ACTIVITY = Return every entry below without altering a word.

Page and application data records:
____

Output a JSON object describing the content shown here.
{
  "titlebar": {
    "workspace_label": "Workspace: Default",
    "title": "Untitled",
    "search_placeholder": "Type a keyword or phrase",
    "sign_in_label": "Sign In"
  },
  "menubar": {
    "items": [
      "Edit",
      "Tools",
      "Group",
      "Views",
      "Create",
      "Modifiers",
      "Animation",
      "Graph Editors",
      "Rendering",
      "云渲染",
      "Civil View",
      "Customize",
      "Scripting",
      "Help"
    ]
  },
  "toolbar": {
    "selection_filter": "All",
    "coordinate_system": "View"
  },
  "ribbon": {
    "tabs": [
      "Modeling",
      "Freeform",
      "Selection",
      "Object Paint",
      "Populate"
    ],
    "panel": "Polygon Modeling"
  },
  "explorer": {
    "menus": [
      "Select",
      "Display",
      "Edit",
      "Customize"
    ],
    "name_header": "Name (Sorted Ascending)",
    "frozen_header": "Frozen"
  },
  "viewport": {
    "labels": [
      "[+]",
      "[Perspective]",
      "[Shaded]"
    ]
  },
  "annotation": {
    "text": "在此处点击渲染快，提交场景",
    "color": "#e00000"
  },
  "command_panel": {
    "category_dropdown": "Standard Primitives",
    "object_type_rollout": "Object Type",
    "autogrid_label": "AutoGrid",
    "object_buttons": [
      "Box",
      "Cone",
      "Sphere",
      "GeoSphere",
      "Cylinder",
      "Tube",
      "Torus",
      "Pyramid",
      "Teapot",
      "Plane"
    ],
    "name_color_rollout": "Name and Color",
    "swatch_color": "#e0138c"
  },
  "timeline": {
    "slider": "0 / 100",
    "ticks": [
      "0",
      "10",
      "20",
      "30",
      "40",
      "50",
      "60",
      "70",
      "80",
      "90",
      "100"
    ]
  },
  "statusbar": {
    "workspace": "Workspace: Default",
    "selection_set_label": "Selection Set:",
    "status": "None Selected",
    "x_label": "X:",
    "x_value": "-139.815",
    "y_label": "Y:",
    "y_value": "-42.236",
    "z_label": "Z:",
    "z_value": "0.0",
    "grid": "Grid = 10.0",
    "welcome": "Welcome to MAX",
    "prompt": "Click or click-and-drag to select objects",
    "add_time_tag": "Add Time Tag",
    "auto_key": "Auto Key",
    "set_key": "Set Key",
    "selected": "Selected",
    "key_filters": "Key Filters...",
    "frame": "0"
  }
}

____

EXERCISE ANSWER =
Output a JSON object describing the content shown here.
{
  "titlebar": {
    "workspace_label": "Workspace: Default",
    "title": "Untitled",
    "search_placeholder": "Type a keyword or phrase",
    "sign_in_label": "Sign In"
  },
  "menubar": {
    "items": [
      "Edit",
      "Tools",
      "Group",
      "Views",
      "Create",
      "Modifiers",
      "Animation",
      "Graph Editors",
      "Rendering",
      "云渲染",
      "Civil View",
      "Customize",
      "Scripting",
      "Help"
    ]
  },
  "toolbar": {
    "selection_filter": "All",
    "coordinate_system": "View"
  },
  "ribbon": {
    "tabs": [
      "Modeling",
      "Freeform",
      "Selection",
      "Object Paint",
      "Populate"
    ],
    "panel": "Polygon Modeling"
  },
  "explorer": {
    "menus": [
      "Select",
      "Display",
      "Edit",
      "Customize"
    ],
    "name_header": "Name (Sorted Ascending)",
    "frozen_header": "Frozen"
  },
  "viewport": {
    "labels": [
      "[+]",
      "[Perspective]",
      "[Shaded]"
    ]
  },
  "annotation": {
    "text": "在此处点击渲染快，提交场景",
    "color": "#e00000"
  },
  "command_panel": {
    "category_dropdown": "Standard Primitives",
    "object_type_rollout": "Object Type",
    "autogrid_label": "AutoGrid",
    "object_buttons": [
      "Box",
      "Cone",
      "Sphere",
      "GeoSphere",
      "Cylinder",
      "Tube",
      "Torus",
      "Pyramid",
      "Teapot",
      "Plane"
    ],
    "name_color_rollout": "Name and Color",
    "swatch_color": "#e0138c"
  },
  "timeline": {
    "slider": "0 / 100",
    "ticks": [
      "0",
      "10",
      "20",
      "30",
      "40",
      "50",
      "60",
      "70",
      "80",
      "90",
      "100"
    ]
  },
  "statusbar": {
    "workspace": "Workspace: Default",
    "selection_set_label": "Selection Set:",
    "status": "None Selected",
    "x_label": "X:",
    "x_value": "-139.815",
    "y_label": "Y:",
    "y_value": "-42.236",
    "z_label": "Z:",
    "z_value": "0.0",
    "grid": "Grid = 10.0",
    "welcome": "Welcome to MAX",
    "prompt": "Click or click-and-drag to select objects",
    "add_time_tag": "Add Time Tag",
    "auto_key": "Auto Key",
    "set_key": "Set Key",
    "selected": "Selected",
    "key_filters": "Key Filters...",
    "frame": "0"
  }
}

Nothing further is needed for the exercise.